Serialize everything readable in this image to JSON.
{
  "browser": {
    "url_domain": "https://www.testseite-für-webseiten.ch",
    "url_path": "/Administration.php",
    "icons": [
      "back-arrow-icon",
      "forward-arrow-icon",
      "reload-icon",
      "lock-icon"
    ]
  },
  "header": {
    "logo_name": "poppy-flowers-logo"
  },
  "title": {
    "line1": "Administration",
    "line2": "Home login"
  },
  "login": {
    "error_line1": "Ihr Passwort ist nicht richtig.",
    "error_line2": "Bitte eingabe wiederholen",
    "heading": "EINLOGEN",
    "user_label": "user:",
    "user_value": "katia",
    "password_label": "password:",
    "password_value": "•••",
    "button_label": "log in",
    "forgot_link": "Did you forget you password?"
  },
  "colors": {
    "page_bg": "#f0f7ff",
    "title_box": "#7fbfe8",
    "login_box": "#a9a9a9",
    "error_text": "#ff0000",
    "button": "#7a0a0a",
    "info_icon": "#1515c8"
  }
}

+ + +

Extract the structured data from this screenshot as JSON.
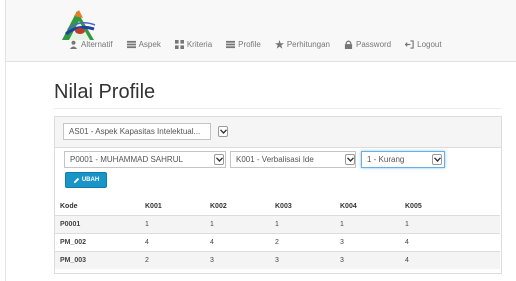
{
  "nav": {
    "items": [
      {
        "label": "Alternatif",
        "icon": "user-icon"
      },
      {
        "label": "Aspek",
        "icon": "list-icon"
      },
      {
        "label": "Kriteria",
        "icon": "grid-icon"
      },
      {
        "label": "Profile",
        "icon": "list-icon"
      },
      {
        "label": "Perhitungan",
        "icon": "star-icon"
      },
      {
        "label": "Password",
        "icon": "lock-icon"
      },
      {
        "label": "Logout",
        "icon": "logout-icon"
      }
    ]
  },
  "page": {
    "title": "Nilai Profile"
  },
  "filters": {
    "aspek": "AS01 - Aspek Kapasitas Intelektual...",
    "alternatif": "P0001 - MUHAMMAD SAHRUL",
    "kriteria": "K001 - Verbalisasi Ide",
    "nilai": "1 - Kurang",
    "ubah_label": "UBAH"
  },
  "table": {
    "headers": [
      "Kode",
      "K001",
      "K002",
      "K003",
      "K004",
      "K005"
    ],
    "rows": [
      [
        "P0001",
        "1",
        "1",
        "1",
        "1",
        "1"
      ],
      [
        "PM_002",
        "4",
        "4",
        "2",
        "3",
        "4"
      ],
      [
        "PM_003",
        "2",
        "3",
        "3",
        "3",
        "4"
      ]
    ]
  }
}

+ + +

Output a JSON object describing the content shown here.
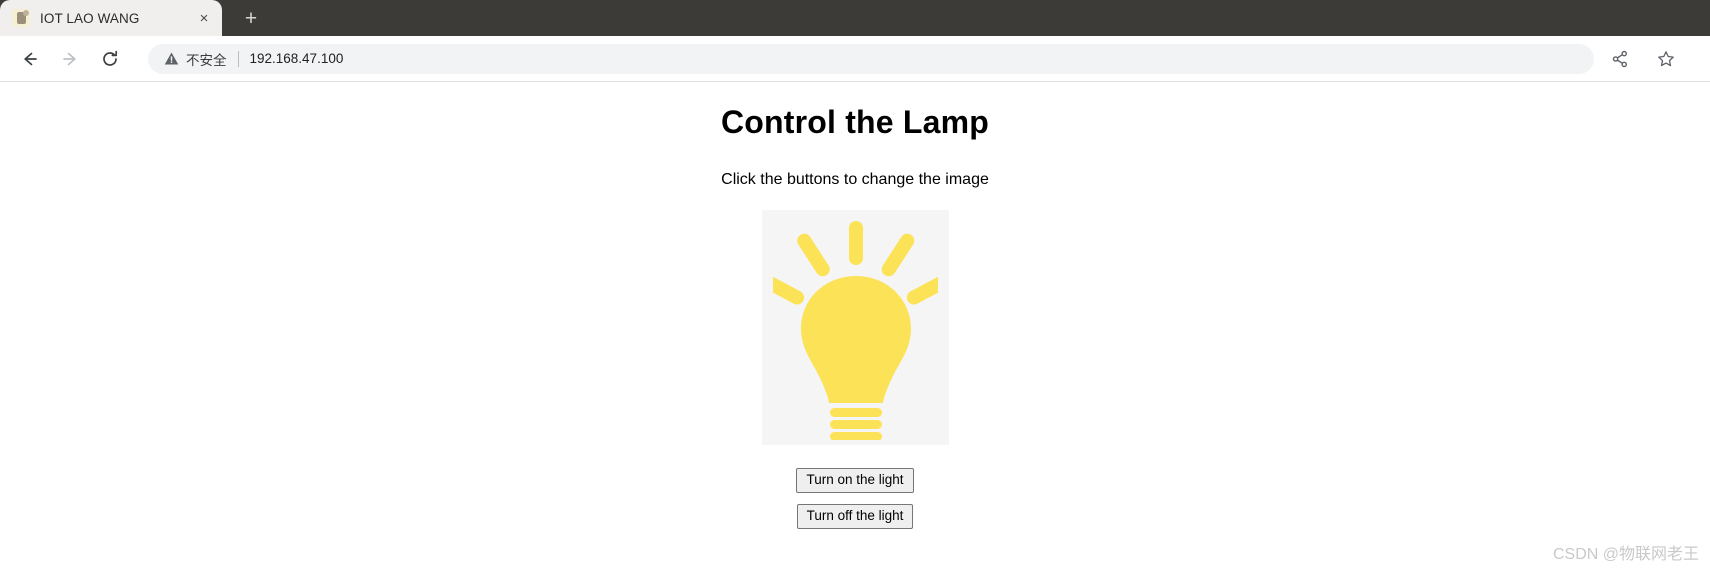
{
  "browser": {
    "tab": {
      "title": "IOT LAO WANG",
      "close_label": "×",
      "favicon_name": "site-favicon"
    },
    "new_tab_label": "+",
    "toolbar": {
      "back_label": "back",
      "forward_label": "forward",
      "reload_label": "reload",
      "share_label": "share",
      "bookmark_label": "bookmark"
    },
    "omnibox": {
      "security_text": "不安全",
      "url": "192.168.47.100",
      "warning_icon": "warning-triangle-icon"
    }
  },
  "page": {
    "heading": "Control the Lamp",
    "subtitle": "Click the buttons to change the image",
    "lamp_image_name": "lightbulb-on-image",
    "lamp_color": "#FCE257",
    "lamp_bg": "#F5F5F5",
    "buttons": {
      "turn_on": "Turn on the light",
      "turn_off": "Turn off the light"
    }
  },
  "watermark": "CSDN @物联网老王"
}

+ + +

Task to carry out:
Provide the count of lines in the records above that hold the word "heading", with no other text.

Result of the task:
2